On some weeks, you have a long to-do list, and on top of that, an even longer list of meetings you’re “required” to attend. Those meetings aren’t going anywhere, but neither are the tasks you’ve committed to completing. So naturally, when you find an opportunity to skip one of the meetings, you should take it, right?
In some cases, yes. For example, when you’ve been invited “just in case.” Or when you know it’s just a status update meeting and you don’t need the updates.
But there are some pretty bad reasons for backing out of a meeting, too. And by bad, I mean you’re going to lose your team’s respect, and possibly, even opportunities if you use one of these excuses.
1. You “Need” to Grab Food
There are few things on the face of the earth that motivate me as much as a meal. I get how real hunger pains are, especially in the middle of a long stretch of meetings. But as empathetic as I am to you when you’re desperate for a snack break, it’s a terrible excuse to pump the brakes on an important meeting.
And I know you know this—yet I also know that there are people who use this excuse when they’re backing out.
Pack one of your desk drawer with easy-to-grab snacks—preferably ones that won’t be grating for everyone else to listen to as you eat them.
2. You Have an “Urgent” Errand to Run
I have a handful of weddings to go to this summer, which means I have a handful of errands to run every week. And of course, all those errands, usually involve stores with very specific hours. While you hate to cancel so last-minute, you just don’t know when you’ll pick up your suit from the tailor if not right now.
Do a quick assessment of your day and put all your assignments in priority order. Is there something else besides this meeting that you can put off? Could you stay later in order to get everything done? What about coming in earlier?
It might be inconvenient for you, but it’s better to stay an hour later, than anony or delay all your co-workers because you can’t attend a meeting.
3. You Have Too Much Work to Get Done
There are days when you feel like you simply have too much to do—and I get that. And on those days, attending meetings can feel like a waste of your time. But at the same time, skipping this meeting can create more work for the people involved in it—and that’s not necessarily fair.

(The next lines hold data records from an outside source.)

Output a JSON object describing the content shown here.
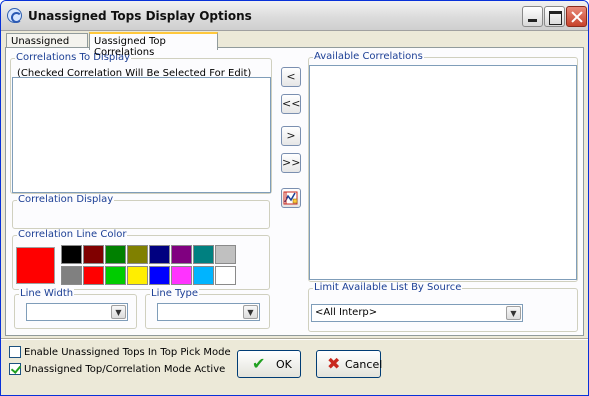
{
  "window": {
    "title": "Unassigned Tops Display Options"
  },
  "tabs": [
    {
      "label": "Unassigned Tops",
      "active": false
    },
    {
      "label": "Uassigned Top Correlations",
      "active": true
    }
  ],
  "left": {
    "correlations_group": "Correlations To Display",
    "correlations_hint": "(Checked Correlation Will Be Selected For Edit)",
    "display_group": "Correlation Display",
    "line_color_group": "Correlation Line Color",
    "selected_color": "#ff0000",
    "palette": [
      "#000000",
      "#800000",
      "#008000",
      "#808000",
      "#000080",
      "#800080",
      "#008080",
      "#c0c0c0",
      "#808080",
      "#ff0000",
      "#00cc00",
      "#ffee00",
      "#0000ff",
      "#ff33ff",
      "#00b4ff",
      "#ffffff"
    ],
    "line_width_group": "Line Width",
    "line_width_value": "",
    "line_type_group": "Line Type",
    "line_type_value": ""
  },
  "middle_buttons": {
    "add_one": "<",
    "add_all": "<<",
    "remove_one": ">",
    "remove_all": ">>",
    "properties_icon": "chart-edit-icon"
  },
  "right": {
    "available_group": "Available Correlations",
    "limit_group": "Limit Available List By Source",
    "limit_value": "<All Interp>"
  },
  "footer": {
    "enable_pick_label": "Enable Unassigned Tops In Top Pick Mode",
    "enable_pick_checked": false,
    "mode_active_label": "Unassigned Top/Correlation Mode Active",
    "mode_active_checked": true,
    "ok_label": "OK",
    "cancel_label": "Cancel"
  },
  "colors": {
    "accent": "#1c3f95",
    "ok_check": "#21a121",
    "cancel_x": "#c8281e"
  }
}
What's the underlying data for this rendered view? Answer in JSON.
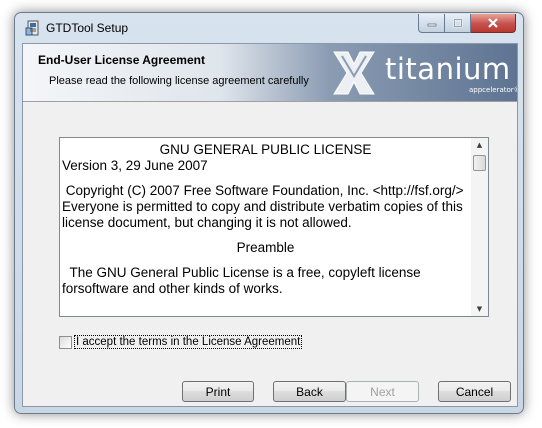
{
  "window": {
    "title": "GTDTool Setup"
  },
  "banner": {
    "heading": "End-User License Agreement",
    "subheading": "Please read the following license agreement carefully",
    "logo_word": "titanium",
    "logo_tagline": "appcelerator®"
  },
  "license": {
    "lines": [
      "GNU GENERAL PUBLIC LICENSE",
      "Version 3, 29 June 2007",
      " Copyright (C) 2007 Free Software Foundation, Inc. <http://fsf.org/> Everyone is permitted to copy and distribute verbatim copies of this license document, but changing it is not allowed.",
      "Preamble",
      "  The GNU General Public License is a free, copyleft license forsoftware and other kinds of works."
    ]
  },
  "accept": {
    "label": "I accept the terms in the License Agreement",
    "checked": false
  },
  "buttons": {
    "print": "Print",
    "back": "Back",
    "next": "Next",
    "cancel": "Cancel"
  },
  "colors": {
    "accent_banner": "#5e7492",
    "close_button": "#c75050"
  }
}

Ask your manager for help deciding what’s most important for you to do—the tasks on your to-do list or this meeting. If it’s truly impossible to get it all done and the meeting is more important, ask for a deadline extension on your other work.
You might be thinking, “This is great, but what if I’m the exception to what’s above?”
Alright, I’ll work with you here. If you absolutely need to cancel, here’s the email you need to send to attendees. Of course, customize based on what the meeting’s about and what your role is in it.
I can’t attend today’s/tomorrow’s meeting. I know this is last minute and I apologize/I know this will delay our progress and I apologize.
[Note: These are optional lines]
Is there any [data/reports/insights] I can send in advance to help move the conversation forward?
If any decisions need my input, I’ll answer them ASAP on [email/Slack/text message].
Could we get this conversation started on email—happy to lead the charge on that.
Meetings get a bad reputation, and in a lot of cases, it’s warranted. Nobody likes to have their time wasted on something that could be easily resolved over email or quickly at your desk. But the fact that you dislike them isn’t a good reason to start backing out at the last minute—especially if they fall into the “important” category.
Instead, make a bigger effort to both remove meetings from your schedule that truly aren’t needed (this article can help with that) and organize your weekly schedule in a way that allows for lunch breaks and pockets of time to deal with personal issues.
Getting organized isn’t always easy—but it’s definitely worth it
Photo of person leaving meeting courtesy of Morsa Images/Getty Images.
Richard Moy is a Content Marketing Writer at Stack Overflow. He has spent the majority of his career in talent management, including a stint as a full-cycle recruiter and hiring manager. In addition to the career advice he contributes to The Muse, he also writes test prep and higher education marketing content for The Economist. Say hi on Twitter @rich_moy.More from this Author